Task to complete: Every entry below should come back unchanged, except that the pictures are dropped.

(Data records)
◆ ◆ ◆ ◆

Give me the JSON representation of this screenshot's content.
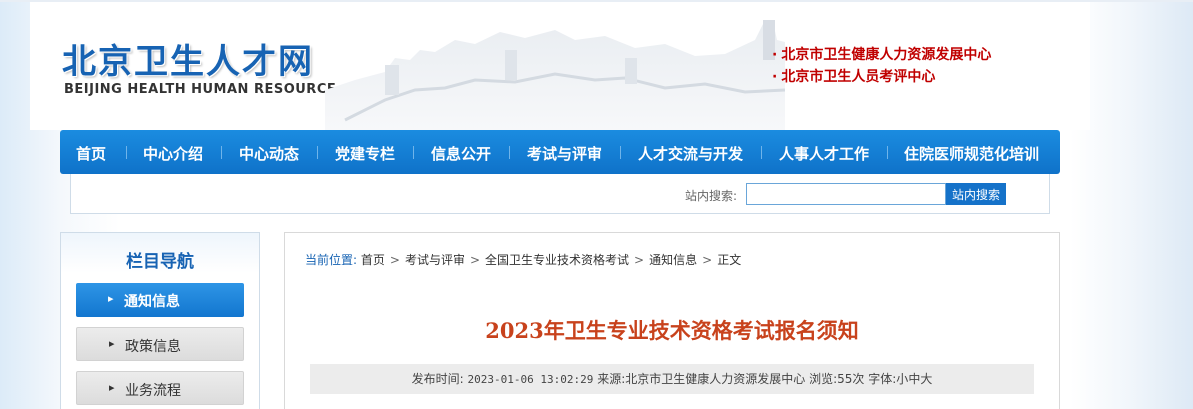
{
  "header": {
    "logo_cn": "北京卫生人才网",
    "logo_en": "BEIJING HEALTH HUMAN RESOURCE",
    "org_links": [
      {
        "label": "北京市卫生健康人力资源发展中心"
      },
      {
        "label": "北京市卫生人员考评中心"
      }
    ]
  },
  "nav": {
    "items": [
      {
        "label": "首页"
      },
      {
        "label": "中心介绍"
      },
      {
        "label": "中心动态"
      },
      {
        "label": "党建专栏"
      },
      {
        "label": "信息公开"
      },
      {
        "label": "考试与评审"
      },
      {
        "label": "人才交流与开发"
      },
      {
        "label": "人事人才工作"
      },
      {
        "label": "住院医师规范化培训"
      }
    ]
  },
  "search": {
    "label": "站内搜索:",
    "value": "",
    "button": "站内搜索"
  },
  "sidebar": {
    "title": "栏目导航",
    "items": [
      {
        "label": "通知信息"
      },
      {
        "label": "政策信息"
      },
      {
        "label": "业务流程"
      }
    ]
  },
  "breadcrumb": {
    "prefix": "当前位置:",
    "items": [
      {
        "label": "首页"
      },
      {
        "label": "考试与评审"
      },
      {
        "label": "全国卫生专业技术资格考试"
      },
      {
        "label": "通知信息"
      },
      {
        "label": "正文"
      }
    ]
  },
  "article": {
    "title": "2023年卫生专业技术资格考试报名须知",
    "meta_publish_label": "发布时间:",
    "meta_publish_value": "2023-01-06 13:02:29",
    "meta_source_label": "来源:",
    "meta_source_value": "北京市卫生健康人力资源发展中心",
    "meta_views_label": "浏览:",
    "meta_views_value": "55次",
    "meta_font_label": "字体:",
    "font_sizes": [
      "小",
      "中",
      "大"
    ]
  },
  "colors": {
    "brand_blue": "#1763b3",
    "nav_blue": "#1480d8",
    "accent_red": "#c00000",
    "title_orange": "#c8421c"
  }
}
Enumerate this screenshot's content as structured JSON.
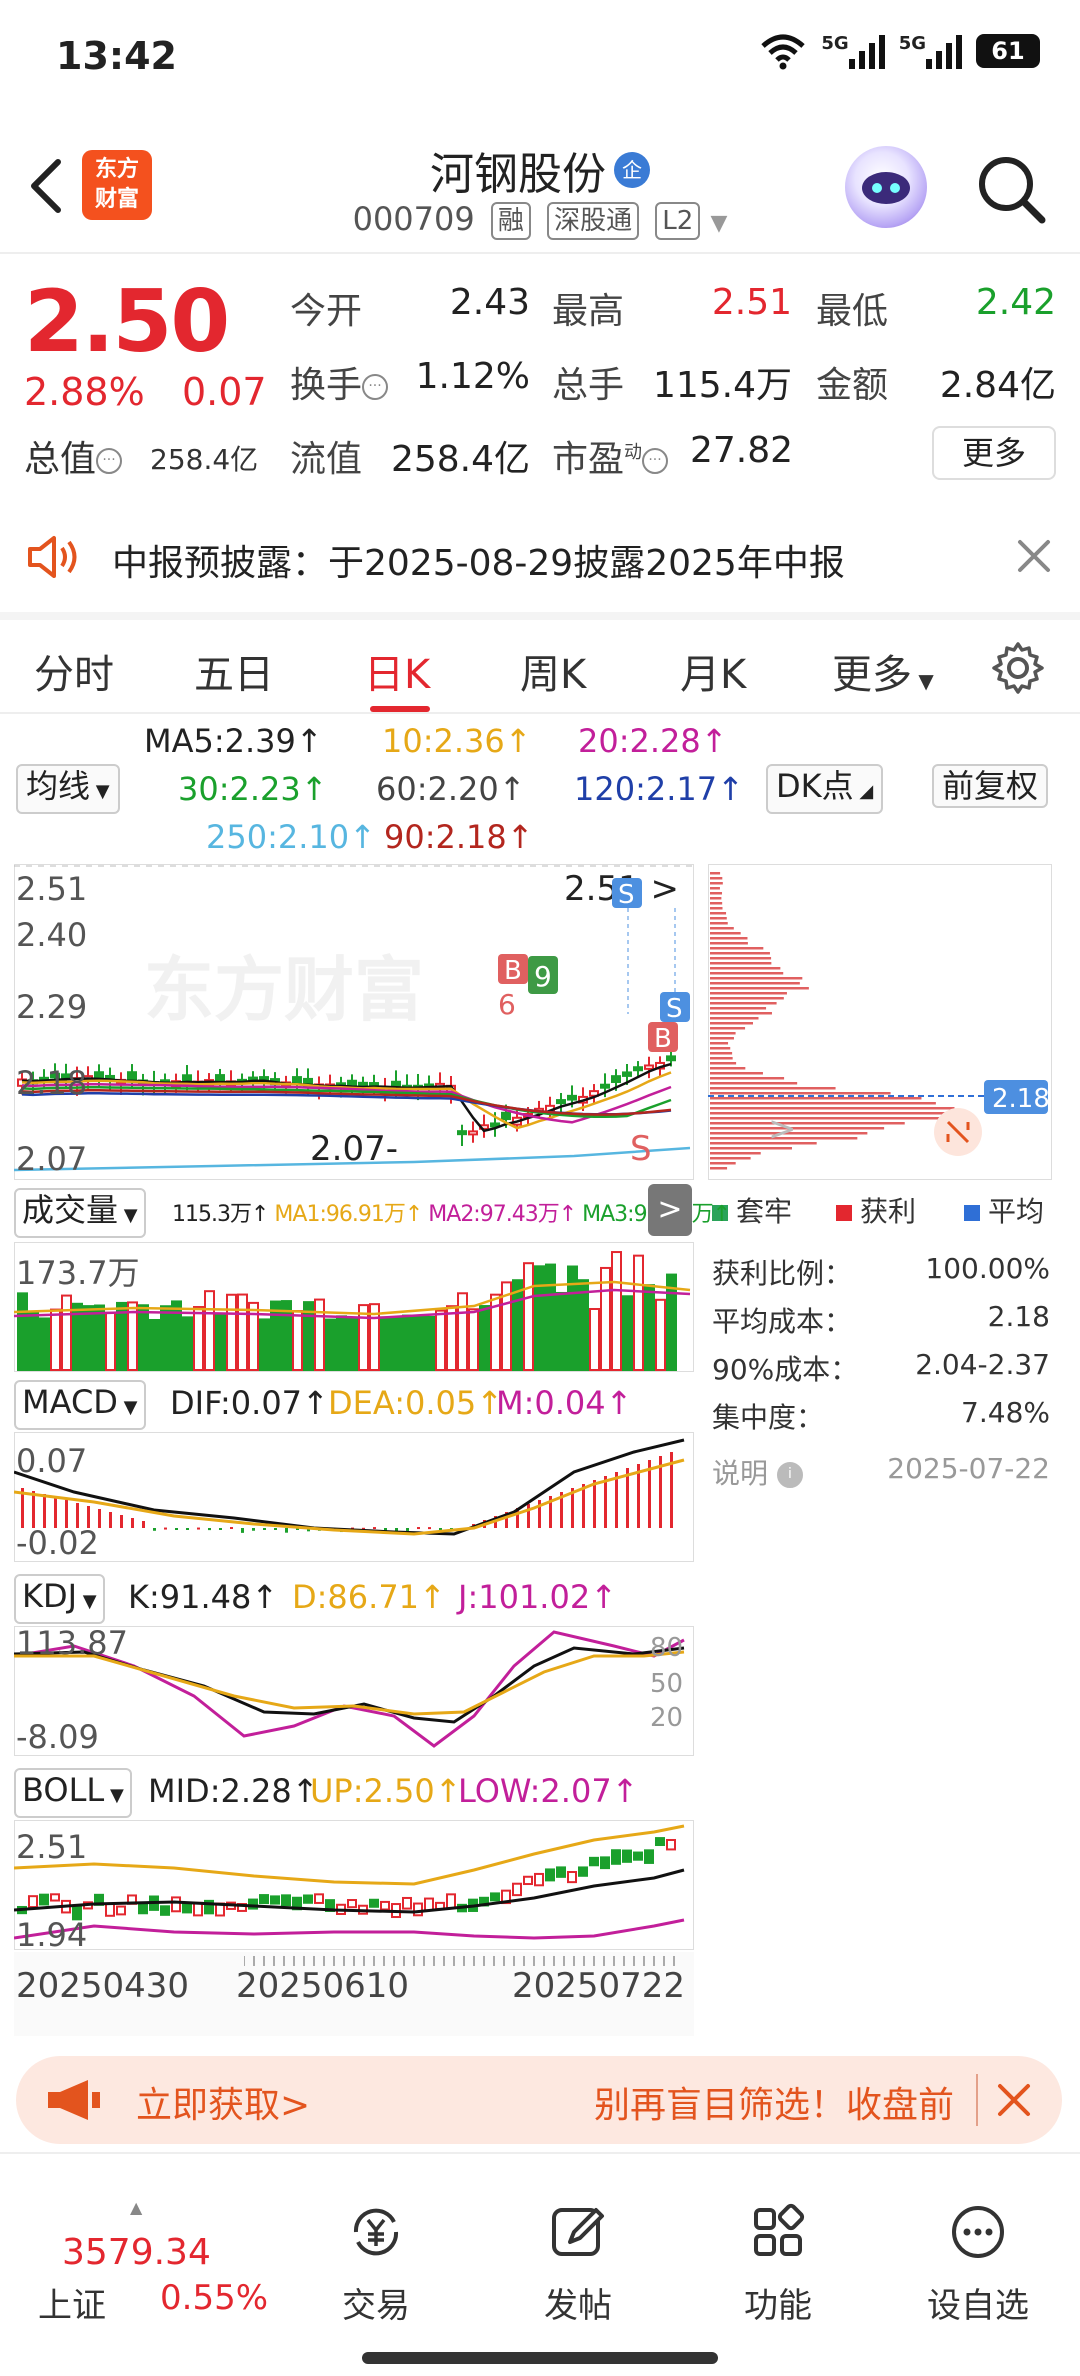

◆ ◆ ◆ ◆

Task solution:
Give me the JSON representation of this screenshot's content.
{
  "header": {
    "logo_cn": "北京卫生人才网",
    "logo_en": "BEIJING HEALTH HUMAN RESOURCE",
    "org_links": [
      {
        "label": "北京市卫生健康人力资源发展中心"
      },
      {
        "label": "北京市卫生人员考评中心"
      }
    ]
  },
  "nav": {
    "items": [
      {
        "label": "首页"
      },
      {
        "label": "中心介绍"
      },
      {
        "label": "中心动态"
      },
      {
        "label": "党建专栏"
      },
      {
        "label": "信息公开"
      },
      {
        "label": "考试与评审"
      },
      {
        "label": "人才交流与开发"
      },
      {
        "label": "人事人才工作"
      },
      {
        "label": "住院医师规范化培训"
      }
    ]
  },
  "search": {
    "label": "站内搜索:",
    "value": "",
    "button": "站内搜索"
  },
  "sidebar": {
    "title": "栏目导航",
    "items": [
      {
        "label": "通知信息"
      },
      {
        "label": "政策信息"
      },
      {
        "label": "业务流程"
      }
    ]
  },
  "breadcrumb": {
    "prefix": "当前位置:",
    "items": [
      {
        "label": "首页"
      },
      {
        "label": "考试与评审"
      },
      {
        "label": "全国卫生专业技术资格考试"
      },
      {
        "label": "通知信息"
      },
      {
        "label": "正文"
      }
    ]
  },
  "article": {
    "title": "2023年卫生专业技术资格考试报名须知",
    "meta_publish_label": "发布时间:",
    "meta_publish_value": "2023-01-06 13:02:29",
    "meta_source_label": "来源:",
    "meta_source_value": "北京市卫生健康人力资源发展中心",
    "meta_views_label": "浏览:",
    "meta_views_value": "55次",
    "meta_font_label": "字体:",
    "font_sizes": [
      "小",
      "中",
      "大"
    ]
  },
  "colors": {
    "brand_blue": "#1763b3",
    "nav_blue": "#1480d8",
    "accent_red": "#c00000",
    "title_orange": "#c8421c"
  }
}
Enumerate this screenshot's content as structured JSON.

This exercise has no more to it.